▶ [Exercise objective]: Print all the data, keeping every line exactly as it is.

Web page and app entries:
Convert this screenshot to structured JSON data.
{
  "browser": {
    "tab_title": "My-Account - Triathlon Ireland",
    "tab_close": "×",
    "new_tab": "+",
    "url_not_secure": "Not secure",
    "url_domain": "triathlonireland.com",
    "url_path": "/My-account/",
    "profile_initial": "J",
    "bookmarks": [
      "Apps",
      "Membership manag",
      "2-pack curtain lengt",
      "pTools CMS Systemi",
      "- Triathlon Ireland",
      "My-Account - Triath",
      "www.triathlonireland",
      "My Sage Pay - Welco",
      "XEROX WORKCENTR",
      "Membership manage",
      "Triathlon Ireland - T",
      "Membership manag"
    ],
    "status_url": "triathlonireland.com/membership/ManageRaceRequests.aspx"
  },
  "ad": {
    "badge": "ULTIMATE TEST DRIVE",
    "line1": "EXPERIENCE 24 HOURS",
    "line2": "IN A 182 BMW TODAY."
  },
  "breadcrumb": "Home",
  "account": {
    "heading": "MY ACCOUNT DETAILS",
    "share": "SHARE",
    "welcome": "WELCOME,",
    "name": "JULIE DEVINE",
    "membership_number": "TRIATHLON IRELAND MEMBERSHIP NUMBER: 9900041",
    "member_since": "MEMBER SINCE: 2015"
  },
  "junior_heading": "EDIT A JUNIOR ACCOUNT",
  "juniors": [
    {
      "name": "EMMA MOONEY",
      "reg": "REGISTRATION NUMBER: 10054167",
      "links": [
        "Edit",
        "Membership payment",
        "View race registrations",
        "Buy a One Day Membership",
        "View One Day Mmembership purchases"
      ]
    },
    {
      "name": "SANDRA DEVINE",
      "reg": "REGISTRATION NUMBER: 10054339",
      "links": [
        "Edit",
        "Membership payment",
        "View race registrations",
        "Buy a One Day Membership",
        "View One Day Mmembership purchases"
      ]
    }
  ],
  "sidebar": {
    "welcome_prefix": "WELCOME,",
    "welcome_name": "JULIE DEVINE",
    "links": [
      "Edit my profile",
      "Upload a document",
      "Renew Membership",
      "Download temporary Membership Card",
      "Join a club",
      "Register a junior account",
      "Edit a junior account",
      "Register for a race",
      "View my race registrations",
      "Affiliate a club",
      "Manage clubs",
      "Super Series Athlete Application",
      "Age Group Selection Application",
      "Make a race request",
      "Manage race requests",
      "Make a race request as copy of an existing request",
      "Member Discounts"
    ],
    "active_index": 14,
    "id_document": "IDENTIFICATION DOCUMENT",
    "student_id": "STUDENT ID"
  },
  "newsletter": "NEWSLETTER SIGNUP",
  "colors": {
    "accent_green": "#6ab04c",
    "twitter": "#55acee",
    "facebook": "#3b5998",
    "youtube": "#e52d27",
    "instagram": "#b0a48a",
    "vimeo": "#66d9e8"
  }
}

▶ [Result]:
Convert this screenshot to structured JSON data.
{
  "browser": {
    "tab_title": "My-Account - Triathlon Ireland",
    "tab_close": "×",
    "new_tab": "+",
    "url_not_secure": "Not secure",
    "url_domain": "triathlonireland.com",
    "url_path": "/My-account/",
    "profile_initial": "J",
    "bookmarks": [
      "Apps",
      "Membership manag",
      "2-pack curtain lengt",
      "pTools CMS Systemi",
      "- Triathlon Ireland",
      "My-Account - Triath",
      "www.triathlonireland",
      "My Sage Pay - Welco",
      "XEROX WORKCENTR",
      "Membership manage",
      "Triathlon Ireland - T",
      "Membership manag"
    ],
    "status_url": "triathlonireland.com/membership/ManageRaceRequests.aspx"
  },
  "ad": {
    "badge": "ULTIMATE TEST DRIVE",
    "line1": "EXPERIENCE 24 HOURS",
    "line2": "IN A 182 BMW TODAY."
  },
  "breadcrumb": "Home",
  "account": {
    "heading": "MY ACCOUNT DETAILS",
    "share": "SHARE",
    "welcome": "WELCOME,",
    "name": "JULIE DEVINE",
    "membership_number": "TRIATHLON IRELAND MEMBERSHIP NUMBER: 9900041",
    "member_since": "MEMBER SINCE: 2015"
  },
  "junior_heading": "EDIT A JUNIOR ACCOUNT",
  "juniors": [
    {
      "name": "EMMA MOONEY",
      "reg": "REGISTRATION NUMBER: 10054167",
      "links": [
        "Edit",
        "Membership payment",
        "View race registrations",
        "Buy a One Day Membership",
        "View One Day Mmembership purchases"
      ]
    },
    {
      "name": "SANDRA DEVINE",
      "reg": "REGISTRATION NUMBER: 10054339",
      "links": [
        "Edit",
        "Membership payment",
        "View race registrations",
        "Buy a One Day Membership",
        "View One Day Mmembership purchases"
      ]
    }
  ],
  "sidebar": {
    "welcome_prefix": "WELCOME,",
    "welcome_name": "JULIE DEVINE",
    "links": [
      "Edit my profile",
      "Upload a document",
      "Renew Membership",
      "Download temporary Membership Card",
      "Join a club",
      "Register a junior account",
      "Edit a junior account",
      "Register for a race",
      "View my race registrations",
      "Affiliate a club",
      "Manage clubs",
      "Super Series Athlete Application",
      "Age Group Selection Application",
      "Make a race request",
      "Manage race requests",
      "Make a race request as copy of an existing request",
      "Member Discounts"
    ],
    "active_index": 14,
    "id_document": "IDENTIFICATION DOCUMENT",
    "student_id": "STUDENT ID"
  },
  "newsletter": "NEWSLETTER SIGNUP",
  "colors": {
    "accent_green": "#6ab04c",
    "twitter": "#55acee",
    "facebook": "#3b5998",
    "youtube": "#e52d27",
    "instagram": "#b0a48a",
    "vimeo": "#66d9e8"
  }
}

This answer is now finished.